Magpie Goose is currently being incubated byEnterprise Learning Projects(ELP), an organisation dedicated to fostering and supporting grassroots business development in partnership remote Aboriginal communities.Another bold, bright and exciting designer who’s our top pick this summer!
Magpie Goose video for Frankie Magazine, featuring Bábbarra Women’s Centre artists, printers and models!
Frankie Magazine, September 2017 edition.
The Age Crossword, Saturday April 29th 2017
ABC NEWS - PREVIEW: New Top End fashion label Magpie Goose, is hoping to create sustainable jobs in remote communities for Indigenous people in the Northern Territory.
ABC AUSTRALIA WIDE - FULL STORY: A new fashion label has launched in the Northern Territory. Magpie Goose is working with art centres in remote Aboriginal communities (in the Tiwi Islands, Gunbalanya, Wadeye and Maningrida) to create clothes printed in traditional designs. Screenprinting stories onto fabric is also a way for communities to keep their culture alive in a modern way.
Magpie Goose: A new non-profit fashion label puts a modern twist on traditional Top End Aboriginal prints.
Magpie Goose uses traditional screen-printed Aboriginal fabrics from the Top End. Photo: Sarah Mackie
Inside a large airy shed on the Tiwi Islands, two men are methodically screen-printing 30 metres of bright orange paint on white fabric.
Artist Mario Munkara points out the different design elements of the printed ceremonial pukumani burial poles, representing various styles of body painting and scarification used during funeral ceremonies.

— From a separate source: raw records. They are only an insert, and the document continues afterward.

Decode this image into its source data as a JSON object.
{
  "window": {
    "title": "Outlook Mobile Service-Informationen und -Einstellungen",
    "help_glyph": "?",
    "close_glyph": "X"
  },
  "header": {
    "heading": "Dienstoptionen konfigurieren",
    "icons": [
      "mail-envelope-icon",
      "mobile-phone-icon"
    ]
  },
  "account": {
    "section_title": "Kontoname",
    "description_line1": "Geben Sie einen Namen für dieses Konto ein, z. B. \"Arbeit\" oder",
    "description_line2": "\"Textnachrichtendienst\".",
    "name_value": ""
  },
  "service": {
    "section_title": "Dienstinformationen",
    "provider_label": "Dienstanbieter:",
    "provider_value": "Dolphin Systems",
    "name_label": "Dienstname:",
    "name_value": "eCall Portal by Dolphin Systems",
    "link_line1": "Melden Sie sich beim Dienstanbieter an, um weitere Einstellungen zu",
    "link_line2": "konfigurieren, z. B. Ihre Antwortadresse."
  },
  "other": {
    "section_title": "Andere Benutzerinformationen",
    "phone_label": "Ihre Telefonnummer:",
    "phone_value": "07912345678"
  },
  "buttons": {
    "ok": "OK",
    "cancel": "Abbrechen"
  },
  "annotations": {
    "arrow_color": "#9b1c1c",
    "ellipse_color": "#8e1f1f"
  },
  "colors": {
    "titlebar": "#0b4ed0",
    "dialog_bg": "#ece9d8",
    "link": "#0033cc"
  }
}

"They used to have the scars around their chests, and the ladies used to have it on their breasts and shoulder," he says.
"Pukumani pole is traditional way for us when we carve, to think about our sorrow and the person who passed away."
The fabric, telling a very old cultural story, will soon be transformed into vibrant clothes for the new not-for-profit fashion label Magpie Goose.